You could place the adverb in 4 places:
- généralement/normalement, janvier est...
- janvier est généralement/normalement...
- janvier est le mois le plus froid, généralement/normalement
- janvier, généralement/normalement, est le mois...
The reason is that the whole sentence is affected by the adverb and not one or the other words specifically.
As usual, the Best translation here is the closest to the original version.
Great input as always. Can you clarify a little please? Many sources highlight the rule re modifying adjectives. But none I've seen so far specify such use when the adverb affects the whole phrase as you describe. I won't ask you for a full in-depth explanation (if you don't wish to give one) but can you point me to any particular references so that I can grasp what you're saying a bit better? I find adverb placement is a big pain. Thanks Sitesurf.
I'm offering a quick response, but by no means the surest response. I think in this case your placement wasn't correct because of the superlative. "Le plus froid" is essentially an adjective (superlative) modified by normalement in this case, which is what I think requires the placement of this word before the adjective it modifies.
i think "usually" can be translate to "fréquemment" http://www.larousse.fr/dictionnaires/francais/fr%C3%A9quemment/35184?q=fr%C3%A9quemment#35154
If you want a relative clause, you need: Janvier est d'habitude le mois où il fait le plus froid.
To me, generally and normally mean the same thing. Is there some nuance of meaning in French that makes generally wrong? Thanks to whoever answers.

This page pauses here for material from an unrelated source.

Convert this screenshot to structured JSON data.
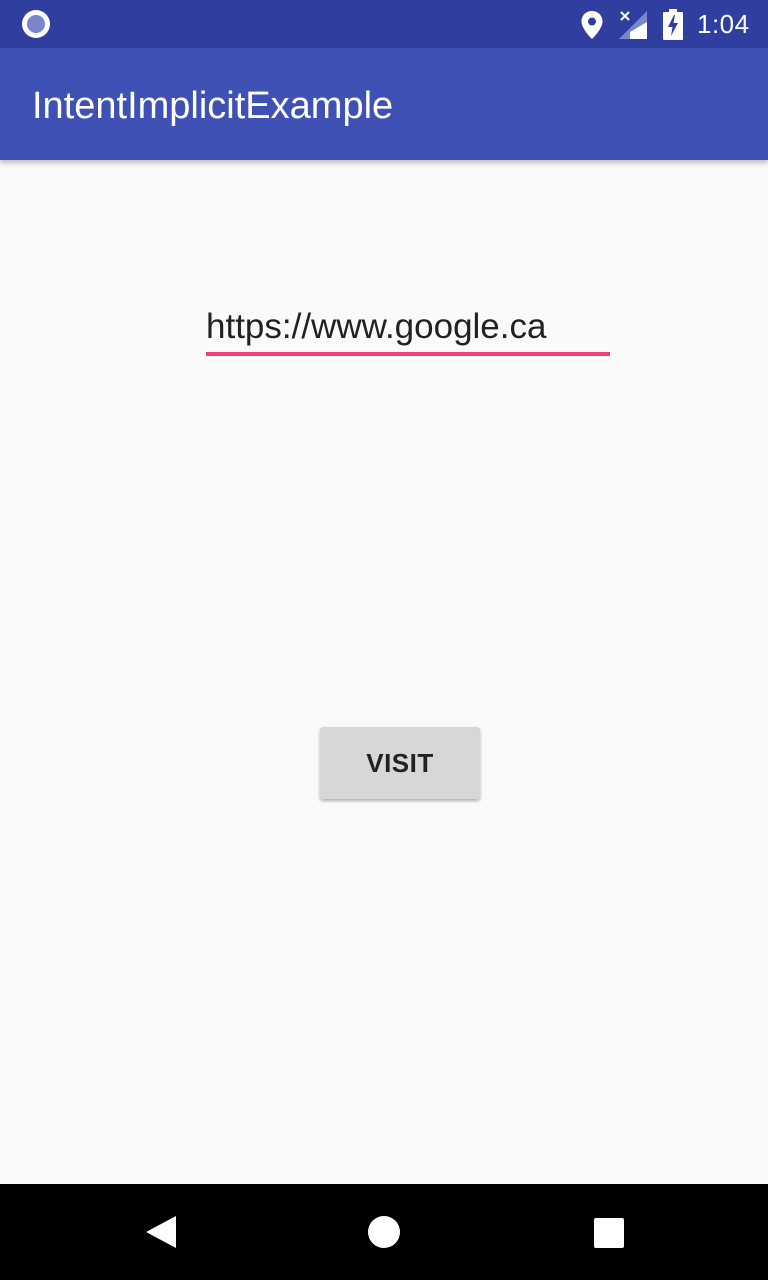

"le mois le plus froid" is fine but "le plus froid mois" is not? Any explanation why?